**PROBLEM REQUIREMENTS:** The output must be the data, printed exactly as written.

======== MATERIAL SHOWN ========

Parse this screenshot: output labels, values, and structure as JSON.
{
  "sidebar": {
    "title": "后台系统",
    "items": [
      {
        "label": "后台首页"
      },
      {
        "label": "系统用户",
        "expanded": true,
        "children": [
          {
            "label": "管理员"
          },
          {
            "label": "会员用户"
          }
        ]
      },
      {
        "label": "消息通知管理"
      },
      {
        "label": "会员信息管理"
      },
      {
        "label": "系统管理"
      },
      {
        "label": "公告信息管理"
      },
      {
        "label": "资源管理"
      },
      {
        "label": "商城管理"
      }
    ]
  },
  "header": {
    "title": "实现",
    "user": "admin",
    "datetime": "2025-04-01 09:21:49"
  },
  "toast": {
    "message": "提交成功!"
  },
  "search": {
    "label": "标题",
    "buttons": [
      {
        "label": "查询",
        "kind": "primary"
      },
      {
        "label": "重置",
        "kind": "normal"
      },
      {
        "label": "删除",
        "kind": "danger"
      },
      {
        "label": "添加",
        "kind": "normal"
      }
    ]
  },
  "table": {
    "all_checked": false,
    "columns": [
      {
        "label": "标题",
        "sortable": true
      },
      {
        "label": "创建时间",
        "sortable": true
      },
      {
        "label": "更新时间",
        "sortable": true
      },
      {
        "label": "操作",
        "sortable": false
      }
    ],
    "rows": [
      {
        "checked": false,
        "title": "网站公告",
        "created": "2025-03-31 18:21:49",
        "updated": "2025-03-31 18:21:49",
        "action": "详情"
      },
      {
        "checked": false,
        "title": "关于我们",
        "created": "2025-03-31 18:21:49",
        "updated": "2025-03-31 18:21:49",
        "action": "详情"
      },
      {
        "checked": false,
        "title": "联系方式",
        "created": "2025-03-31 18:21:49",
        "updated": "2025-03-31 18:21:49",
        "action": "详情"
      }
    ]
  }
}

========

**ANSWER SECTION:**
Parse this screenshot: output labels, values, and structure as JSON.
{
  "sidebar": {
    "title": "后台系统",
    "items": [
      {
        "label": "后台首页"
      },
      {
        "label": "系统用户",
        "expanded": true,
        "children": [
          {
            "label": "管理员"
          },
          {
            "label": "会员用户"
          }
        ]
      },
      {
        "label": "消息通知管理"
      },
      {
        "label": "会员信息管理"
      },
      {
        "label": "系统管理"
      },
      {
        "label": "公告信息管理"
      },
      {
        "label": "资源管理"
      },
      {
        "label": "商城管理"
      }
    ]
  },
  "header": {
    "title": "实现",
    "user": "admin",
    "datetime": "2025-04-01 09:21:49"
  },
  "toast": {
    "message": "提交成功!"
  },
  "search": {
    "label": "标题",
    "buttons": [
      {
        "label": "查询",
        "kind": "primary"
      },
      {
        "label": "重置",
        "kind": "normal"
      },
      {
        "label": "删除",
        "kind": "danger"
      },
      {
        "label": "添加",
        "kind": "normal"
      }
    ]
  },
  "table": {
    "all_checked": false,
    "columns": [
      {
        "label": "标题",
        "sortable": true
      },
      {
        "label": "创建时间",
        "sortable": true
      },
      {
        "label": "更新时间",
        "sortable": true
      },
      {
        "label": "操作",
        "sortable": false
      }
    ],
    "rows": [
      {
        "checked": false,
        "title": "网站公告",
        "created": "2025-03-31 18:21:49",
        "updated": "2025-03-31 18:21:49",
        "action": "详情"
      },
      {
        "checked": false,
        "title": "关于我们",
        "created": "2025-03-31 18:21:49",
        "updated": "2025-03-31 18:21:49",
        "action": "详情"
      },
      {
        "checked": false,
        "title": "联系方式",
        "created": "2025-03-31 18:21:49",
        "updated": "2025-03-31 18:21:49",
        "action": "详情"
      }
    ]
  }
}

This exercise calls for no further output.